▶ **Work request**: Find the string "this" in the records. Copy each line that has it.

Start of Data to use

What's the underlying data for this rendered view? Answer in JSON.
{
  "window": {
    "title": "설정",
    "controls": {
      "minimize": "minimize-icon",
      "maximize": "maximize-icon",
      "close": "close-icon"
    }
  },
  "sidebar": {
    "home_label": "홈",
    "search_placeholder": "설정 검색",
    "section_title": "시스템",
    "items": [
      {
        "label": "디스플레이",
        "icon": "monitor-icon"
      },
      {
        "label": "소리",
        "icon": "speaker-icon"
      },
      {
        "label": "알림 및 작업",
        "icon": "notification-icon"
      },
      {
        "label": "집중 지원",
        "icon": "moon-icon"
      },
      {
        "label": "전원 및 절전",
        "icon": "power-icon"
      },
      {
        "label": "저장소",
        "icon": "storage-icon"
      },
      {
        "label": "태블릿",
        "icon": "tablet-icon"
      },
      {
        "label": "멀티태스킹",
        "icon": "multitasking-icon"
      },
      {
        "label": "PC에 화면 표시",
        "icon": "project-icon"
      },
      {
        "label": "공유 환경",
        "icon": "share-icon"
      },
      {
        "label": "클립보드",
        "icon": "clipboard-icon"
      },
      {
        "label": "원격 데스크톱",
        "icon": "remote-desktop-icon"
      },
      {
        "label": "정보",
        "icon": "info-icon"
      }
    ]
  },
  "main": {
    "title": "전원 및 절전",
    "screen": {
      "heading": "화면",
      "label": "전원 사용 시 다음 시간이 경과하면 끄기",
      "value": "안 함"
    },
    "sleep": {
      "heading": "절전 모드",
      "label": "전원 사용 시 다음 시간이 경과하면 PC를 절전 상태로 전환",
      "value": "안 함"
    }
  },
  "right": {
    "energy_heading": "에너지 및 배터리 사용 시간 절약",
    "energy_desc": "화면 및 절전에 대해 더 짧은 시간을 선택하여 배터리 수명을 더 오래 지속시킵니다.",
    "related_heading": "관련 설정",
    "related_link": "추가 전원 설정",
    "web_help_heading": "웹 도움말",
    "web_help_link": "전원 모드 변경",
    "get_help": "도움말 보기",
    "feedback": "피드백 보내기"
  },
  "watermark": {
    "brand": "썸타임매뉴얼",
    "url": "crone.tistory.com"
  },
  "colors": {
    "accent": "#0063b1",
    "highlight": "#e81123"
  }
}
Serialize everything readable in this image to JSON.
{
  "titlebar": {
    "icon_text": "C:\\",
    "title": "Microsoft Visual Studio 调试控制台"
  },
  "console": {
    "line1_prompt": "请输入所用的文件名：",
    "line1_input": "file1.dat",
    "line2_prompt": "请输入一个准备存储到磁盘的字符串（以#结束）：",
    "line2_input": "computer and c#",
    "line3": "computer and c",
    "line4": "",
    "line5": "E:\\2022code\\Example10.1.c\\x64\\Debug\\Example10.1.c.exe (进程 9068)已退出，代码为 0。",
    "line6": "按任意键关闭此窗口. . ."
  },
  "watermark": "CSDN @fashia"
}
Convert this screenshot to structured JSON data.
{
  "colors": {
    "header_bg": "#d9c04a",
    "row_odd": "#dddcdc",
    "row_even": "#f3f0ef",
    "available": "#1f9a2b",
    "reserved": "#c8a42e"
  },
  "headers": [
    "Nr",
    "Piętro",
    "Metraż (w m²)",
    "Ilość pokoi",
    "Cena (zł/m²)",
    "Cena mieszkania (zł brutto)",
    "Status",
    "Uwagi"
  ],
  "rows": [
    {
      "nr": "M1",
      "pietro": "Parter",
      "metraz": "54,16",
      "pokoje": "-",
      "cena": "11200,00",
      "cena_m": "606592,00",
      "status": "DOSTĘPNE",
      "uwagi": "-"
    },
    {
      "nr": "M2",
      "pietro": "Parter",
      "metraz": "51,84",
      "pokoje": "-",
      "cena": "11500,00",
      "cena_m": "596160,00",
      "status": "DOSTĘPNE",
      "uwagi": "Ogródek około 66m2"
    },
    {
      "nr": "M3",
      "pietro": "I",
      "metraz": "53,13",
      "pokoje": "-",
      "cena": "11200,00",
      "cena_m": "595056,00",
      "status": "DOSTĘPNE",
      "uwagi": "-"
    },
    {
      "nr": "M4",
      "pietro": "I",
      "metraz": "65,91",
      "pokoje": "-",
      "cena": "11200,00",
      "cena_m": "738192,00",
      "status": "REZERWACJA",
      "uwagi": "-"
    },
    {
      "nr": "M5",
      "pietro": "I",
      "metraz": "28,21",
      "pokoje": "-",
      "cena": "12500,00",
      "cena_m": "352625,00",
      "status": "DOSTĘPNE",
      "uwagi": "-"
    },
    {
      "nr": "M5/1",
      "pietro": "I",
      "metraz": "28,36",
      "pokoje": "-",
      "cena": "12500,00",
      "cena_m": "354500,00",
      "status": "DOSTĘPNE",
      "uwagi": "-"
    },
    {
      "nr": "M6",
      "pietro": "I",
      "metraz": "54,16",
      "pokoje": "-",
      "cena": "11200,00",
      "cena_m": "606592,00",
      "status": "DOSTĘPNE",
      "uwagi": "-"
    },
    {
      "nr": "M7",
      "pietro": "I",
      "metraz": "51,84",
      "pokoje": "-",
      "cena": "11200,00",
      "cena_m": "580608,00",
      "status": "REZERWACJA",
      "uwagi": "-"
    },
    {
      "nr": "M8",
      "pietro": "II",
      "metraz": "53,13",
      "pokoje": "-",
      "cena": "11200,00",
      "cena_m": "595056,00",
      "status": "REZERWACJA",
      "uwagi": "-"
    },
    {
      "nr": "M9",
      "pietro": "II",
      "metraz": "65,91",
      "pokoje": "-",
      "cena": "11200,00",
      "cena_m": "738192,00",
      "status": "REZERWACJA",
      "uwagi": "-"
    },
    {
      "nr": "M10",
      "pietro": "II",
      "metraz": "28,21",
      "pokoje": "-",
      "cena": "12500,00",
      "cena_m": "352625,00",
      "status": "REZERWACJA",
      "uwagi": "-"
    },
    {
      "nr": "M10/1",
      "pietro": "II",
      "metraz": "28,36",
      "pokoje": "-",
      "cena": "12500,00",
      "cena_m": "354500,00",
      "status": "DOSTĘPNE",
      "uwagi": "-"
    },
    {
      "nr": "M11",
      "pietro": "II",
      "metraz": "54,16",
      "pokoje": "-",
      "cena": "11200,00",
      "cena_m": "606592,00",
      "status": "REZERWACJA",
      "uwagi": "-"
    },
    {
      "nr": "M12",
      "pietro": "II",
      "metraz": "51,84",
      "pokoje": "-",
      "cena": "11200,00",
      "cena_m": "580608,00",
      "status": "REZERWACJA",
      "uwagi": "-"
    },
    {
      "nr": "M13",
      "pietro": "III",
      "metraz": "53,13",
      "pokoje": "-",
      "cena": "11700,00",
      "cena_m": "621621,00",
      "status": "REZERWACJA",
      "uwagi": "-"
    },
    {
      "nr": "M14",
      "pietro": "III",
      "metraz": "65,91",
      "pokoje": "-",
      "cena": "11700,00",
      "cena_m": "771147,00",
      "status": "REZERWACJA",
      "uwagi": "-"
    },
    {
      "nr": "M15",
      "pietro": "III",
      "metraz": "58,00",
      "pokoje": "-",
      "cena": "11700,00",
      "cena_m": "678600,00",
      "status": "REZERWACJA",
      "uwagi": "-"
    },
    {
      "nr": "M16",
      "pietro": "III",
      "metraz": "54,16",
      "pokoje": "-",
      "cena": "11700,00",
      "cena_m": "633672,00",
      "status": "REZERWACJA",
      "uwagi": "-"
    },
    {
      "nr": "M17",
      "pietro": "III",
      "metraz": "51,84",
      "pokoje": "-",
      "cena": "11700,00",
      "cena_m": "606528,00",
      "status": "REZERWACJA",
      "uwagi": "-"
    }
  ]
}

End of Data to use

▶ **Answer box**:
What's the underlying data for this rendered view? Answer in JSON.
Serialize everything readable in this image to JSON.
Convert this screenshot to structured JSON data.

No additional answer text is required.